Some other benefits for students living at Four Points are a daily continental breakfast, 40% off food from the pantry (similar to POD markets) and The Brine Bar, the restaurant located inside the hotel.

Hammett said she was supposed to have a roommate, but before they could meet, she was relocated. She said she plans to get her own apartment in the spring, therefore she has not attempted to decorate the hotel room. She said she is not sure if students are allowed to decorate their spaces.

“It’s kind of lonely, like it defeated the purpose,” Hammett said.

She prefers to continue to ride the shuttle to save money on gas for her personal car, regardless of the wait time. Hammett said she found out as late as August where she was assigned to live.

University President Michael Benson said university administrators could tell the enrollment trends were rising as they kept an eye on the reports every Friday. He said administrators expected a “summer melt” when students are accepted to Coastal but do not pay a deposit, which usually makes the acceptance numbers go down. However, the melt did not occur this year.

“This is a good problem to have because it suggests that the university is growing and that we’re a known commodity,” Benson said.

Daley said the high enrollment is great for the university and also great for students as they gain more resources and opportunities that come with a bigger university.

Benson said he attempted to incentivize sophomores to live off campus to make room for freshmen students. The freshmen were prioritized because Benson said the first-year experience is important for them to have. He said he cannot predict a change in the policy which requires freshmen and sophomores to live on campus.

Benson said he feels bad for students who live in the hotel because they are so far away, and he hopes they do not feel completely isolated.

“I try and put myself in the position of our students,” Benson said. “As a father of a current college student, I know what it’s like to feel a little unsettled as a parent and a student.”

To ensure the students are safe, there are resident advisers living at the hotel. Benson said the university has been working with the Horry County and Conway police departments to do checkups at Four Points and drive around the premises to let students know they’re available.

According to Daley, a security officer is sent each night to Four Points. Because of its proximity to campus, public safety officers ride over to The Pier and do rounds.
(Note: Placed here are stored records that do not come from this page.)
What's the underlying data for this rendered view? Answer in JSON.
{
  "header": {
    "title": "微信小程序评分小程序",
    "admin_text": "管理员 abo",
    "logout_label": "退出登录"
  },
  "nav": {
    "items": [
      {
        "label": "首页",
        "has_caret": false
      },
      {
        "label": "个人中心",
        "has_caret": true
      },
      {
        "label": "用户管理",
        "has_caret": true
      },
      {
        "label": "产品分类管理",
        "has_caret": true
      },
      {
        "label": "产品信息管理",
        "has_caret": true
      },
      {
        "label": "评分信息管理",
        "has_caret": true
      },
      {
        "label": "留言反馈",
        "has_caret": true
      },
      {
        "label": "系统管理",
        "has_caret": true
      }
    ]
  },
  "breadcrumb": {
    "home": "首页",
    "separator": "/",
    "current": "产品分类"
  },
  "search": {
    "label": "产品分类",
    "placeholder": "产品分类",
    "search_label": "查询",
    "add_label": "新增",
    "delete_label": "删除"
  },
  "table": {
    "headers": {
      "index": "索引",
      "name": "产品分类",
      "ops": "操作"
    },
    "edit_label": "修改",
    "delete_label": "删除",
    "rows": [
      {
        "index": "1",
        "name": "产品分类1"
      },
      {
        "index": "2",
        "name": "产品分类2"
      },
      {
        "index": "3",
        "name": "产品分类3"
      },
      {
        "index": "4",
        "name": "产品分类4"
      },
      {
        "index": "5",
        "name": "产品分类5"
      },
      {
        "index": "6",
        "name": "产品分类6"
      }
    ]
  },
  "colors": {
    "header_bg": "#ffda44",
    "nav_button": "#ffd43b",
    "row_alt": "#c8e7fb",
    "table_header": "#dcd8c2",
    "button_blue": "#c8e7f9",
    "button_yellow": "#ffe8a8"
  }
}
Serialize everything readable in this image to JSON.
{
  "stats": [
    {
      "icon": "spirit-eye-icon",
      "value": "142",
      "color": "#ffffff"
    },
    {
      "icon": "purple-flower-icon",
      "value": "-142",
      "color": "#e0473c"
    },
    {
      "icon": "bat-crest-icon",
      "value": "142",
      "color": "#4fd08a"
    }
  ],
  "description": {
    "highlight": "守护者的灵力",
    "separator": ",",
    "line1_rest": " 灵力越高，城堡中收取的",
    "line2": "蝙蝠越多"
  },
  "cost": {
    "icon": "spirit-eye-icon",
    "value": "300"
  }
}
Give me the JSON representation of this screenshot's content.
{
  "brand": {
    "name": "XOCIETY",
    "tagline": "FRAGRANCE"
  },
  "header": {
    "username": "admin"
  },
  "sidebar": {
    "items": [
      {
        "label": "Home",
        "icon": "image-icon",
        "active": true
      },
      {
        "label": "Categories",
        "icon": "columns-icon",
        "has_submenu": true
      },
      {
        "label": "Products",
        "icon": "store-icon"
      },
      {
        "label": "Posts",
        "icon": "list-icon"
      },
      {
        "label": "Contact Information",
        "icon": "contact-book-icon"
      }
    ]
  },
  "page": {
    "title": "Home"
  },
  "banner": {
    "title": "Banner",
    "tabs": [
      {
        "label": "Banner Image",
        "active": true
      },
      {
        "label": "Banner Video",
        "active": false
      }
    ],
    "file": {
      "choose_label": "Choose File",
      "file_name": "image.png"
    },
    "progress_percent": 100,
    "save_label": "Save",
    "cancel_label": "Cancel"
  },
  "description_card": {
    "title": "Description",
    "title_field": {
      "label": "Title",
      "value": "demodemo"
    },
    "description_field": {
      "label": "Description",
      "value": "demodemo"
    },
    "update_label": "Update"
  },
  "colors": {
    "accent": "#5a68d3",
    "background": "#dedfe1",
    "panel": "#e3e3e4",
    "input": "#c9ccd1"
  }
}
Many parents have reached out to Benson about their concerns regarding the safety of their children due to the distance between the off-campus housing and CCU. Benson said he lived in “rough” residence halls while attending graduate school in England. He said he understands parents’ concerns, and he is doing his best to provide the best experience for their children.

“You can’t keep everybody happy all the time. But we try our best to,” Benson said.

In the future, Benson said there is a possibility of renovating The Woods, which were the first freshmen dorms opened in 1987. He said he is in the process of doing the master plan of the campus, but the wetlands pose many challenges to any additions. The university grounds are owned by the Coastal Educational Foundation.

Benson also said he wants the option of a pedestrian overpass across S.C. 544 because he worries about students who walk to school. He said he hoped everyone would be patient as the university searches for new off and on-campus housing options.

“Some of that short term discomfort results in long term satisfaction for everybody,” Benson said.